* TASK ITEM *
If a line in the data below contains "short", copy it.

* Element data from apps and pages *
▽

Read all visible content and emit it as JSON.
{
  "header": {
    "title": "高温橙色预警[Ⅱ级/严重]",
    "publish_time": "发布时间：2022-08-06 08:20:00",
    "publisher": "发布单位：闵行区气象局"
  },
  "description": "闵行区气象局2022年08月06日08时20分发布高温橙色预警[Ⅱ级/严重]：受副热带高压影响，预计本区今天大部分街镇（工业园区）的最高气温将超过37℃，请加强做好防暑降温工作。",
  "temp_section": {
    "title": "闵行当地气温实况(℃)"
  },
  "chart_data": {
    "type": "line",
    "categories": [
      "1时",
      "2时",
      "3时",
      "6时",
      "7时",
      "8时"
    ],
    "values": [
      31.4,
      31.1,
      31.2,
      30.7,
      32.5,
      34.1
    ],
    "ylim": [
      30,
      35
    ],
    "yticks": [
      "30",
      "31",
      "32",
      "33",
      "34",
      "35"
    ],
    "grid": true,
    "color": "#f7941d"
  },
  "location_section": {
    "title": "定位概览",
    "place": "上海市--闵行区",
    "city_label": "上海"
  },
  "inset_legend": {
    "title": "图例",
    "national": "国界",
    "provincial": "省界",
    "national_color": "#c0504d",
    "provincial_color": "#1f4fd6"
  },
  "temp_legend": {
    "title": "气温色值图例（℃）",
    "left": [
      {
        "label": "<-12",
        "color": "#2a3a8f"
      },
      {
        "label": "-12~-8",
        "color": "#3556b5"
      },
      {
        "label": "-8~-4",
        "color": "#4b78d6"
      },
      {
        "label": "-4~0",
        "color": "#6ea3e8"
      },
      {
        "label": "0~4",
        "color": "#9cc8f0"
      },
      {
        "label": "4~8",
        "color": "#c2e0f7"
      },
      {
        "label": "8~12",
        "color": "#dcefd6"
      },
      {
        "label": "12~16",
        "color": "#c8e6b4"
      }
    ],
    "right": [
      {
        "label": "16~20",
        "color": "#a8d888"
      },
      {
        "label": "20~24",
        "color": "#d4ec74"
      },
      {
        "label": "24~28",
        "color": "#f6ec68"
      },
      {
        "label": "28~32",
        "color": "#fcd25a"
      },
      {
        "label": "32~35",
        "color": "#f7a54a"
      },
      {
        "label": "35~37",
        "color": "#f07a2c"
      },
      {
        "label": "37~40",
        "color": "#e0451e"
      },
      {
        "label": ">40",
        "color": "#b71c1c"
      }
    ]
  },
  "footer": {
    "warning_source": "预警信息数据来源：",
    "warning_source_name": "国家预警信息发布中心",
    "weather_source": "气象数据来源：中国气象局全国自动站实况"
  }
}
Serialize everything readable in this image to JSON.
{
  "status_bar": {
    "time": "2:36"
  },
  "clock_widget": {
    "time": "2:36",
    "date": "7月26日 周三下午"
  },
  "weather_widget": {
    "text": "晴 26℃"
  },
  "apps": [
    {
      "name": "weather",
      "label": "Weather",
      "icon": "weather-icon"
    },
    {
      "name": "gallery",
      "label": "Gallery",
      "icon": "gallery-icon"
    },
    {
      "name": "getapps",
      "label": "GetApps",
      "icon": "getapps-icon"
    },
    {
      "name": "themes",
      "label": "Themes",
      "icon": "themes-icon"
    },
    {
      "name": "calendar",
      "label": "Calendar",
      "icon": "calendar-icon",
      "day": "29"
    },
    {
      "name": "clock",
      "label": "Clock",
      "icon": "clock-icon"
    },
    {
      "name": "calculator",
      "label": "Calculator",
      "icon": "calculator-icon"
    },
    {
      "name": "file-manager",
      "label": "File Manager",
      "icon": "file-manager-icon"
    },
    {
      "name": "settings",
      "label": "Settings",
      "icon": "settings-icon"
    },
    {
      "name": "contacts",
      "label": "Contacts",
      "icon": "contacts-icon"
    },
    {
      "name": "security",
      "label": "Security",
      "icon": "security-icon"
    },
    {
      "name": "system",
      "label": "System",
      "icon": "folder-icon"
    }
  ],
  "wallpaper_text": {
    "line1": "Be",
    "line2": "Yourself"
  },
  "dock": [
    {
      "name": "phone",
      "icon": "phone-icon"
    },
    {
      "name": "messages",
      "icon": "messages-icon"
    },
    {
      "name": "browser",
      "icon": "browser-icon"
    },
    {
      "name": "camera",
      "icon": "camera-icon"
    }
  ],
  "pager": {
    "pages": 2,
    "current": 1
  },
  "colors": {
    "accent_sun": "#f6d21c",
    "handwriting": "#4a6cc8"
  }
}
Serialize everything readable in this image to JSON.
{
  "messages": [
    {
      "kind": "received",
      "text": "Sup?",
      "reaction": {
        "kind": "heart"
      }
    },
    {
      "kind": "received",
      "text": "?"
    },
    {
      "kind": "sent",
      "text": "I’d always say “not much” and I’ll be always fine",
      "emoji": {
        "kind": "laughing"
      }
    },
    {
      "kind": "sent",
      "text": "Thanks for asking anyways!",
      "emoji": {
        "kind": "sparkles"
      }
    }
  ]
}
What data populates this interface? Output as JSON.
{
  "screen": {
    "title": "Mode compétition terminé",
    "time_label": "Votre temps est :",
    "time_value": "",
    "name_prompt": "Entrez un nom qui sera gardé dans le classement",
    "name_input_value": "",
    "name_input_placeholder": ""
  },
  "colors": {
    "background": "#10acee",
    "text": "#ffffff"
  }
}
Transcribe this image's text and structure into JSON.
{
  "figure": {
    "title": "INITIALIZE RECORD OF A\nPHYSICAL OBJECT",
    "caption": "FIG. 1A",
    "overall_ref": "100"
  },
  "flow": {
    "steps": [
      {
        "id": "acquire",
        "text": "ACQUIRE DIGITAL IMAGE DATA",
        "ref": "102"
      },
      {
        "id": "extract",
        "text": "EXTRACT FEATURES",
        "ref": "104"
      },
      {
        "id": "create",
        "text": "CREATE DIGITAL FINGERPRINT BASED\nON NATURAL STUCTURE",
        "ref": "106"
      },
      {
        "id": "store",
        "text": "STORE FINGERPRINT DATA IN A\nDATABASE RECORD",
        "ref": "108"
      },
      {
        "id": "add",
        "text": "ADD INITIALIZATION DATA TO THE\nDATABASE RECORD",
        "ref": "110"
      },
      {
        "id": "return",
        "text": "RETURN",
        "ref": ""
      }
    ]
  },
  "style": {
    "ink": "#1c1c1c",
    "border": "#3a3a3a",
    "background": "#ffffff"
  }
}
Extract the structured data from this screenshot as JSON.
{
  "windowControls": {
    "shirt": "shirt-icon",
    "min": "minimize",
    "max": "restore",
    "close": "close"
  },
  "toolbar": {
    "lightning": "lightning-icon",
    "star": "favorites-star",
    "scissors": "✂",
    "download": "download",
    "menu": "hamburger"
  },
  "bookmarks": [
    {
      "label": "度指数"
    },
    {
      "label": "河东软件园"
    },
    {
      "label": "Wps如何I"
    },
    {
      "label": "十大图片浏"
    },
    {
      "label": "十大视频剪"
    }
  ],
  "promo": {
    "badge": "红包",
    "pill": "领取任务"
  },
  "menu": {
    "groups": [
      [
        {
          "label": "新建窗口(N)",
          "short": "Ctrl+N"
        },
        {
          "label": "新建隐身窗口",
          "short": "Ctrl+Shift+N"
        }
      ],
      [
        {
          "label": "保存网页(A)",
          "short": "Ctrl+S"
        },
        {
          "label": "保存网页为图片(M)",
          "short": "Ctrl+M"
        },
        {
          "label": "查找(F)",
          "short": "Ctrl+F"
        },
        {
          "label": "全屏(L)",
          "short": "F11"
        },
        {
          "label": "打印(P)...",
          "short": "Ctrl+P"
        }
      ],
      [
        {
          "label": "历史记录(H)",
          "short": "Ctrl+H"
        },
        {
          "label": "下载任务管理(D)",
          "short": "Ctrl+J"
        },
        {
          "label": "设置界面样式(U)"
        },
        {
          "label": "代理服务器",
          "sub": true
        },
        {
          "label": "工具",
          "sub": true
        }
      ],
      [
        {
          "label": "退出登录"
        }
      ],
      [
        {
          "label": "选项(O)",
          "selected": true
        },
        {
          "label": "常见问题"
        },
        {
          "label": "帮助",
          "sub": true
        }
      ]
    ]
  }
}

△

* RESULT OF THE EXERCISE *
          "short": "Ctrl+N"
          "short": "Ctrl+Shift+N"
          "short": "Ctrl+S"
          "short": "Ctrl+M"
          "short": "Ctrl+F"
          "short": "F11"
          "short": "Ctrl+P"
          "short": "Ctrl+H"
          "short": "Ctrl+J"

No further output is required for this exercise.